Despite high stream flow to dilute wastewater discharges we saw elevated nitrate concentration values in the Matfield River and Taunton main stem. This demonstrates a watershed with too much nitrogen and illustrates the importance of EPA issuing new permits to Somerset and Fall River with nitrogen reduction requirements to help reduce overall nitrogen in the estuary. We are working with Save The Bay in RI and have a meeting with EPA to discuss permit issuance scheduled for early next federal fiscal year (October).
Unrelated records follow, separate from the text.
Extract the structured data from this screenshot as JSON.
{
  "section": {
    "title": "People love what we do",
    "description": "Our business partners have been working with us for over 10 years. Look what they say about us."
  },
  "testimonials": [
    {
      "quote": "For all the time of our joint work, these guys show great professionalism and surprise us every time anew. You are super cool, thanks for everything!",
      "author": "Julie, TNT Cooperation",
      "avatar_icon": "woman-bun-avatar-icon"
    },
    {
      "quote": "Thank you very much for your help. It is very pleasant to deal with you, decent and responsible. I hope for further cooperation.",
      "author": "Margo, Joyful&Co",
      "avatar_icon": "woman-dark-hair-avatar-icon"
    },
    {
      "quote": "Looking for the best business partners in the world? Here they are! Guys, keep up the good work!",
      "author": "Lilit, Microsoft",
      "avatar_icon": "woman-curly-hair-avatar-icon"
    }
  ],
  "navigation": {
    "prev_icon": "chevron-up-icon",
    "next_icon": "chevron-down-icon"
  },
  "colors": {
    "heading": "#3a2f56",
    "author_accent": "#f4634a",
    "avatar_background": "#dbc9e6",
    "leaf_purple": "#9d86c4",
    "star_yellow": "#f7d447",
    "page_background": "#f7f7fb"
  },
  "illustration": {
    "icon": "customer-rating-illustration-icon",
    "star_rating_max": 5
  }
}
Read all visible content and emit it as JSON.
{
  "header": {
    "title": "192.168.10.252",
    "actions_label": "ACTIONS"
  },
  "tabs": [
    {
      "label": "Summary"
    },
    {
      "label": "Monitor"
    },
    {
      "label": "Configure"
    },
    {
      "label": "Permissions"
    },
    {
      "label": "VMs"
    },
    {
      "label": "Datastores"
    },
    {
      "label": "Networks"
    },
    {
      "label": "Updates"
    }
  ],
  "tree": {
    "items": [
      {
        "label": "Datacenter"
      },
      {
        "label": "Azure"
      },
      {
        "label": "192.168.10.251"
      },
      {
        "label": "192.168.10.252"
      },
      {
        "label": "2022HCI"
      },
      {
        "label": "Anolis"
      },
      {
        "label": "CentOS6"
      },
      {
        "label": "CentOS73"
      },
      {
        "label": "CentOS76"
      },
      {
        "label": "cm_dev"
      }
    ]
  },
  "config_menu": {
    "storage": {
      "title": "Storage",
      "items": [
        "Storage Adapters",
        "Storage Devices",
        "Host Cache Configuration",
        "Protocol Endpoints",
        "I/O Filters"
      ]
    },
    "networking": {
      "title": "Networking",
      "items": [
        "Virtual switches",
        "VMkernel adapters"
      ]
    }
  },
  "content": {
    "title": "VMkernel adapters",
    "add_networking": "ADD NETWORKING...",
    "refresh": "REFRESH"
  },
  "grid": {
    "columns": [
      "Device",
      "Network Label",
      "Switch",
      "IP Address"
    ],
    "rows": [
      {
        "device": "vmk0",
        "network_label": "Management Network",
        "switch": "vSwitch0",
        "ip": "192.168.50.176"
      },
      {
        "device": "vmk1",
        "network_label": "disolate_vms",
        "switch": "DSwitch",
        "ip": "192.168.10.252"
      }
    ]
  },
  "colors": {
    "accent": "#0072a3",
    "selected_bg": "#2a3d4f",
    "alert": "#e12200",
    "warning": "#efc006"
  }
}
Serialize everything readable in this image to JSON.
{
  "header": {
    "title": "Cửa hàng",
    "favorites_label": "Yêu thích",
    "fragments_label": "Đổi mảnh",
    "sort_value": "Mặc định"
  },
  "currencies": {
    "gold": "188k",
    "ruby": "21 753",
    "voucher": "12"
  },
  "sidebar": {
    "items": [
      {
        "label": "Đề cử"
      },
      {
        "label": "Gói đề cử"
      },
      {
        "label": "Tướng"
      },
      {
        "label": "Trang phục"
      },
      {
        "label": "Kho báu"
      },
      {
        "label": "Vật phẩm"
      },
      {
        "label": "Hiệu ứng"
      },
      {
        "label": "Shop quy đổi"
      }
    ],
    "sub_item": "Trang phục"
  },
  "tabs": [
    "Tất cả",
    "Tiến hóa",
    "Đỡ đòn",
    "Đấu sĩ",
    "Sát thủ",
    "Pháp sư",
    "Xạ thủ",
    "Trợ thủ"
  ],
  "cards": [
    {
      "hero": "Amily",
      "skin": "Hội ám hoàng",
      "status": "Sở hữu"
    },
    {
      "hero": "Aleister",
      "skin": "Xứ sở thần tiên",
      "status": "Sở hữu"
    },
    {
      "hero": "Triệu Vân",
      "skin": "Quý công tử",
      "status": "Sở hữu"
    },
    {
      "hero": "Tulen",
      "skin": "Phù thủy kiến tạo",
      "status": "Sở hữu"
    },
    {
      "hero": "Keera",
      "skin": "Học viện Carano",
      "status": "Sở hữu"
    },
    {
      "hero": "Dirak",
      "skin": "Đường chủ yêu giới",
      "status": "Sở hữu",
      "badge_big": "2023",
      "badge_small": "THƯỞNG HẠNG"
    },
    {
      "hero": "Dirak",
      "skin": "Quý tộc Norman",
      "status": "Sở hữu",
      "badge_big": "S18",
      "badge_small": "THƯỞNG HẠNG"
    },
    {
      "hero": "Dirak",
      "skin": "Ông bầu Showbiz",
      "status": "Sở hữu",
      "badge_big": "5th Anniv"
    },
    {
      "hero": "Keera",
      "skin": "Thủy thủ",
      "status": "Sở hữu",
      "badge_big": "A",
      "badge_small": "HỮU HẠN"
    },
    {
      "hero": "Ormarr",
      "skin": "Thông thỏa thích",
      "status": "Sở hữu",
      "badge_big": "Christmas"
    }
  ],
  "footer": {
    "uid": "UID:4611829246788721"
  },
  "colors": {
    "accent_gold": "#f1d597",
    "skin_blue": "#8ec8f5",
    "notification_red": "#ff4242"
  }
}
The high stormwater runoff resulted in elevated phosphorus measured in-stream illustrating a need for better stormwater management in the watershed. EPA Region 1 was recently ordered by federal court to improve stormwater management in the Charles, Mystic and Neponset River watersheds around Boston by requiring permits for currently unregulated commercial sources. With this recent decision, the EPA has a clear timeline: they are required to issue these draft permits by September 2024, which is a huge step for ensuring cleaner water in local Boston rivers! Read the CLF article here>>. The hope is this program once developed will be expanded to other areas suffering stormwater caused water quality standards violations including the Taunton River watershed.
The most dramatic results from the July sampling are the bacteria results. All locations violated the water quality standards by substantial margins. This is another indication of inadequate stormwater management. Currently MassDEP has stormwater regulations which, like EPA’s, are only applicable to new commercial development. The regulations were developed in 1996 and last updated in 2008. They use a stormwater flow estimation method developed over 40 years ago. This is obviously not adequate considering the more intense storms we see today from climate change. There is a working group attempting to develop updated regulations since February 2020 read about the working group here but the pace is glacial while climate change effects are happening fast. TRWA is working with the other state watershed groups to try to hasten this effort.
As shown on our Google map of sampling locations MassDEP has 2 continuous monitoring stations in Mount Hope Bay. In 2017 and 2018 these sites were measuring more violations in the driest years. Recent monitoring has measured more dissolved oxygen water quality criteria violations in wetter years demonstrating the impact of inadequate watershed wide stormwater management and the City of Fall River’s 19 combined sewer overflows.